Wednesday, June 20, 2012
The votes from Tuesday’s party primaries were certified by the Georgetown County Election Board on Thursday with only minor changes to the results previously announced.
In Georgetown County, 22.3 percent of the registered voters cast ballots Tuesday. The periods of heavy rain and the few races on the ballot are being blamed for the low turnout. In total, 9,151 people voted Tuesday — 5,314 in the Republican Primary and 3,837 in the Democratic Primary.
There will be a Republican runoff in the District 7 Congressional race as none of the nine candidates got 50 percent of the votes.
Andre Bauer and Tom Rice will square off on June 26.
In Georgetown County, Rice received the most votes — 1,834 — followed by Bauer with 1,481. Districtwide, Bauer defeated Rice 12,002 to 10,235.
The other totals in Georgetown County in the Republican contest: Jay Jordan, 592; Katherine Jenerette, 245; Chad Prosser, 750; Dick Withington, 108; Randal Wallace, 80; Renee Culler, 79; Jim Mader, 62.
In Georgetown County — on the Democratic side — Gloria Tinubu was the decisive winner as she received 2,352 votes. Preston Brittain finished second with 1,032 votes. (See separate story about the possible runoff in this race).
Parnel Diggs received 98 votes.

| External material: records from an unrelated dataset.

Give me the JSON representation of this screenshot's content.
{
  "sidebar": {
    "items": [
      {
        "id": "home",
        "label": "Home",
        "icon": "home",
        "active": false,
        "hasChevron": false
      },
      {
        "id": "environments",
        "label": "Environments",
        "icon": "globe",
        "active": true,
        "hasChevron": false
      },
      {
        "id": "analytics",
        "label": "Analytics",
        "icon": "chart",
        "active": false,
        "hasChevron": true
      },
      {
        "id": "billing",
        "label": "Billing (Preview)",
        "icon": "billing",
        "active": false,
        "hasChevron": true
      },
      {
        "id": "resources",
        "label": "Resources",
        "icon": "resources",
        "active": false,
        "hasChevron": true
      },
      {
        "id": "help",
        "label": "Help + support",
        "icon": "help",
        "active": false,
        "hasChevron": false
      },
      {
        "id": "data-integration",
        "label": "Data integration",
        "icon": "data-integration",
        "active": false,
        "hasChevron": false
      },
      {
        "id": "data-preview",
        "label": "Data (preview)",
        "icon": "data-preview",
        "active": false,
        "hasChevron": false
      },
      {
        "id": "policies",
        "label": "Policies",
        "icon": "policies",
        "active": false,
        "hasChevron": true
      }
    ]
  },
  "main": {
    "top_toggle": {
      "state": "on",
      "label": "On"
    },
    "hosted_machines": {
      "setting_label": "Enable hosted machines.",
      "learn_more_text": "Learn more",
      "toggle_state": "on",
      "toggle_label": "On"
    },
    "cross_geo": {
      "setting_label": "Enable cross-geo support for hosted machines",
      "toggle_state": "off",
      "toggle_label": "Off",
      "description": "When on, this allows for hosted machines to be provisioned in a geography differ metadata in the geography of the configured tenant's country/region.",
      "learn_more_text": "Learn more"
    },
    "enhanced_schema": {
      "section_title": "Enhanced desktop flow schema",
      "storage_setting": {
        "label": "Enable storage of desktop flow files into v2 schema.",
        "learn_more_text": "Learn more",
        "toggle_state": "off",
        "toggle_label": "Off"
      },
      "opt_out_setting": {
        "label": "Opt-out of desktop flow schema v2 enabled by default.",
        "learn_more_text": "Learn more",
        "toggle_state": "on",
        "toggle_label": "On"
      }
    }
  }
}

Harry Pavilack received 87 votes.
Tinubu picked up 16,370 votes districtwide while Brittain received 12,300.
This was the nail-biter race of the day as the lead between longtime incumbent Yancey McGill and newcomer Cezar McKnight went back and forth as votes throughout the Senate 32 district were tallied in the Democratic contest.
In Georgetown County the margin between the two candidates was wider with McGill receiving 1,968 votes to McKnight’s 1,112 votes.
But, when votes cast in Williamsburg, Berkeley, Florence and Horry counties were added in, McGill won the race by only 82 votes — 6,367 to 6,285. (See separate story about this race).
There was only one Georgetown County-only race in the party primaries Tuesday — the Republican contest between Sheriff Lane Cribb and his former deputy, Doug Dishong.
The numbers were never close. As the tallies were displayed in the Voter Registration Office one precinct at a time Tuesday night, Cribb started out with the lead and the margin got wider as more results were posted.
In the end, Cribb won 4081 to 1121.
“I feel good and I am proud of my supporters,” Cribb said after the unofficial results were announced.
Currently he faces no opposition in November but another former deputy, Darryel Carr, is collecting signatures to run as a petition candidate.
“I will keep doing my job and do what I do. If people like it, they will vote for me. If they don’t they won’t,” Cribb said when asked about how he will run against a November opponent.
By Scott Harper